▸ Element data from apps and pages
*** Begin section ***
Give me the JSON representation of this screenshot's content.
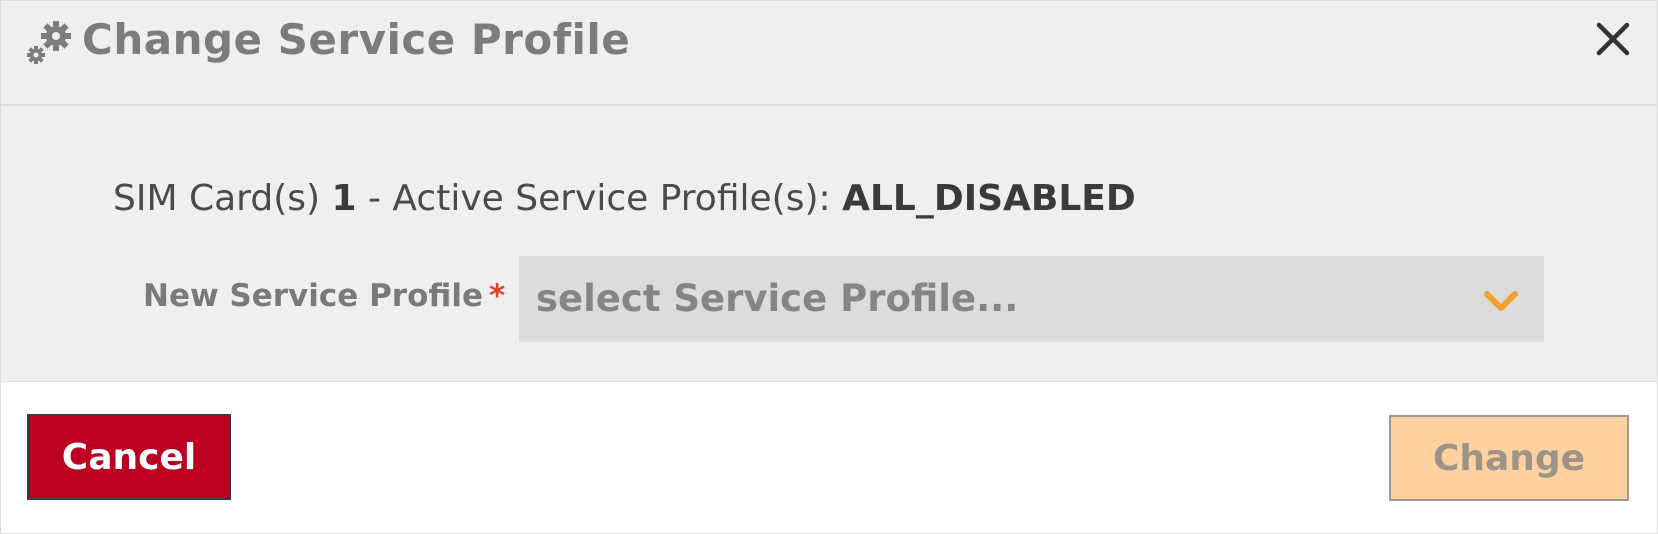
{
  "dialog": {
    "title": "Change Service Profile",
    "title_icon": "gears-icon",
    "close_icon": "close-icon"
  },
  "summary": {
    "prefix": "SIM Card(s) ",
    "count": "1",
    "middle": " - Active Service Profile(s): ",
    "active_profile": "ALL_DISABLED"
  },
  "form": {
    "new_profile_label": "New Service Profile",
    "required_marker": "*",
    "select_placeholder": "select Service Profile...",
    "select_icon": "chevron-down-icon"
  },
  "footer": {
    "cancel_label": "Cancel",
    "change_label": "Change"
  },
  "colors": {
    "cancel_bg": "#bb0022",
    "change_bg_disabled": "#ffd19f",
    "accent_chevron": "#f5a030",
    "required": "#e0402a"
  }
}
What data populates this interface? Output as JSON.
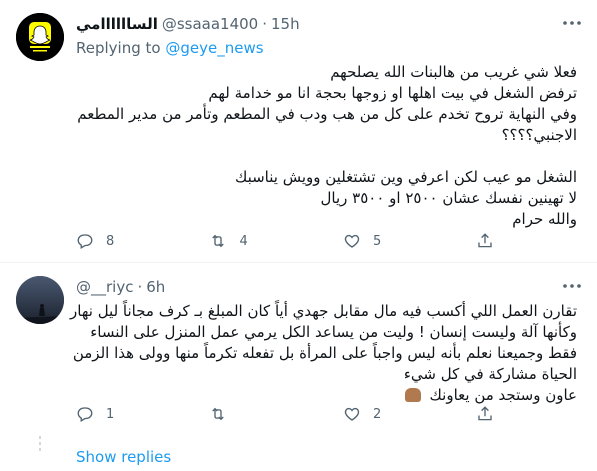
{
  "tweet1": {
    "display_name": "الساااااامي",
    "handle": "@ssaaa1400",
    "dot": "·",
    "time": "15h",
    "replying_prefix": "Replying to",
    "replying_to": "@geye_news",
    "lines": [
      "فعلا شي غريب من هالبنات الله يصلحهم",
      "ترفض الشغل في بيت اهلها او زوجها بحجة انا مو خدامة لهم",
      "وفي النهاية تروح تخدم على كل من هب ودب في المطعم وتأمر من مدير المطعم",
      "الاجنبي؟؟؟؟",
      "",
      "الشغل مو عيب لكن اعرفي وين تشتغلين وويش يناسبك",
      "لا تهينين نفسك عشان ٢٥٠٠ او ٣٥٠٠ ريال",
      "والله حرام"
    ],
    "reply_count": "8",
    "retweet_count": "4",
    "like_count": "5"
  },
  "tweet2": {
    "display_name": "__riyc",
    "handle": "@__riyc",
    "dot": "·",
    "time": "6h",
    "lines": [
      "تقارن العمل اللي أكسب فيه مال مقابل جهدي أياً كان المبلغ بـ كرف مجاناً ليل نهار",
      "وكأنها آلة وليست إنسان ! وليت من يساعد الكل يرمي عمل المنزل على النساء",
      "فقط وجميعنا نعلم بأنه ليس واجباً على المرأة بل تفعله تكرماً منها وولى هذا الزمن",
      "الحياة مشاركة في كل شيء",
      "عاون وستجد من يعاونك"
    ],
    "reply_count": "1",
    "retweet_count": "",
    "like_count": "2",
    "show_replies": "Show replies"
  },
  "icons": {
    "reply": "reply-icon",
    "retweet": "retweet-icon",
    "like": "heart-icon",
    "share": "share-icon",
    "more": "more-icon"
  },
  "colors": {
    "link": "#1d9bf0",
    "secondary_text": "#536471",
    "primary_text": "#0f1419",
    "divider": "#eff3f4"
  }
}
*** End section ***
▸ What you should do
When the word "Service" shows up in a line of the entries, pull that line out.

▸ Exercise result
    "title": "Change Service Profile",
    "middle": " - Active Service Profile(s): ",
    "new_profile_label": "New Service Profile",
    "select_placeholder": "select Service Profile...",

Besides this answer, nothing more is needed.